Microbial contamination in herbal drugs is a concern. Failure of the preservative in the liquid formulation used could have occurred. This particular formulation (MUI) contained a herbal preservative, Tamarindus indica L. (tamarind). Tamarind is known to have broad spectrum anti-microbial qualities against many bacteria [26-28]. In this case, it was not active against the said microorganisms either due to insufficient quantities of the tamarind, heavy bacterial contamination, or resistance of the microorganisms. The tamarind possibly had a poor yield of essential oils documented to have good anti-microbial properties because the wrong morphological parts were used. In this case, pods were used. The leaves from specific geographical regions have been shown to have higher quantities of these antimicrobial essential oils [26]. The pH of MUI was found to be 3.9 and was done on a freshly prepared solution containing tamarind which is known to be acidic. It is possible that the MUI formulation later degraded to higher pH values causing the observed bacterial growths. It has been reported that bacterial growth occurs at pH 5-8.5 [20].


The powdered formulations had no microbial contamination compared to the liquid formulation. Despite collection of plants in polluted areas, no heavy metal contamination was found. Accuracy of plant identification by herbalists was fairly good. Herbalist should enlist the aid of botanists in plant identification. Herbalist should be encouraged to submit samples of their drugs for microbial testing and they should be educated on good manufacturing and good agricultural practices.

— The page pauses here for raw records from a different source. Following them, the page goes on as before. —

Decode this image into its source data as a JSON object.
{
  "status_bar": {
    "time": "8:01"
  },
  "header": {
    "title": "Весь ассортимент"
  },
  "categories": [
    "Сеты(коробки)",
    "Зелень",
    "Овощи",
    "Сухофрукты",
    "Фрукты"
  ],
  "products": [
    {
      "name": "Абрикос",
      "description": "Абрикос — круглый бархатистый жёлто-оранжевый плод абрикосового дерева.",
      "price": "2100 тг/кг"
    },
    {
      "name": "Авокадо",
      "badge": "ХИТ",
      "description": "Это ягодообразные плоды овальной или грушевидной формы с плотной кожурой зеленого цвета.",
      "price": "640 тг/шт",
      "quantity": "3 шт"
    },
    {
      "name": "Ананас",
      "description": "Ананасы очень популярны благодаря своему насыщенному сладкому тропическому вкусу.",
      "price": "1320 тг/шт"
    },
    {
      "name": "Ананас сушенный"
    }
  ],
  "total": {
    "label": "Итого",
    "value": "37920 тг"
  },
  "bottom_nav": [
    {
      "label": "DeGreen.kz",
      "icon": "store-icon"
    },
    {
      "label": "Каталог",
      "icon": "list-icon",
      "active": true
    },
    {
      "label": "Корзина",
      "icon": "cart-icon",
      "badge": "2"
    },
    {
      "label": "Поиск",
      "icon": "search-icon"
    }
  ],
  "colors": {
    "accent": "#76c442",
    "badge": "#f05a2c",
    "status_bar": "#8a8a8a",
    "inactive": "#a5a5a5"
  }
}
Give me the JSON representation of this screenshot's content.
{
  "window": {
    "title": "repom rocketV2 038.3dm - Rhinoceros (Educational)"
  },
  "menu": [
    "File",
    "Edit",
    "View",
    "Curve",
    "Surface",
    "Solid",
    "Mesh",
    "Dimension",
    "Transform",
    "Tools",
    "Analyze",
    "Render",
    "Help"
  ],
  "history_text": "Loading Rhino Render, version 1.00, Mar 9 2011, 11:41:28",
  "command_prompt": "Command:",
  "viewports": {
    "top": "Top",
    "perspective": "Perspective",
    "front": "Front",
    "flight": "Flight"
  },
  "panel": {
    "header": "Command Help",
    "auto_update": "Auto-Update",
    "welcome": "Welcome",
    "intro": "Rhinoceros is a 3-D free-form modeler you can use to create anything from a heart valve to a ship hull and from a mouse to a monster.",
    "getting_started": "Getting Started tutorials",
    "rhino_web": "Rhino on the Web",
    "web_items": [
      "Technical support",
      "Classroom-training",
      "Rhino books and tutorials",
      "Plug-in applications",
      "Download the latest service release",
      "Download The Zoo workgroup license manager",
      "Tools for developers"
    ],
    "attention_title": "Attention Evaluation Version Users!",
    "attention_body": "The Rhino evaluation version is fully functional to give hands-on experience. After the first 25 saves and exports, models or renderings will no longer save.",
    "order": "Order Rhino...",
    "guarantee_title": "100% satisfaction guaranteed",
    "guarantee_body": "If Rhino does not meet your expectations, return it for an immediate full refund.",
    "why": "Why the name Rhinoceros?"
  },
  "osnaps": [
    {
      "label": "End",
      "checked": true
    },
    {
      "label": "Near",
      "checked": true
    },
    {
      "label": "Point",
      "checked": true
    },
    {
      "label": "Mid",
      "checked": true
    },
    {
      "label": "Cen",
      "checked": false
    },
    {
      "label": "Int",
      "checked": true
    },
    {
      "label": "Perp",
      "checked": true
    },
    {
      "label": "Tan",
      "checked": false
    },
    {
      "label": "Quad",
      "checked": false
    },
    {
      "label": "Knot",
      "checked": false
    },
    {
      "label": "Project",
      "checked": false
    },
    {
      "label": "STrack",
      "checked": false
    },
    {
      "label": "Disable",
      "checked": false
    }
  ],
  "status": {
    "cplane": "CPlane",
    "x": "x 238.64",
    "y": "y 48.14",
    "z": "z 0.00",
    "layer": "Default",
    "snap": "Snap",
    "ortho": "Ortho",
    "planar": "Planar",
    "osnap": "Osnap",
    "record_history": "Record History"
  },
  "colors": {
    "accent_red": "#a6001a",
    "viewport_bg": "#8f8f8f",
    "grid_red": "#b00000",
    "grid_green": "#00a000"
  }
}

We thank Jomo Kenyatta University of Agriculture and Technology who provided a partial grant. We are grateful to the herbalists. Botanical identification was by Mr. Thomas Mwadime Nyange.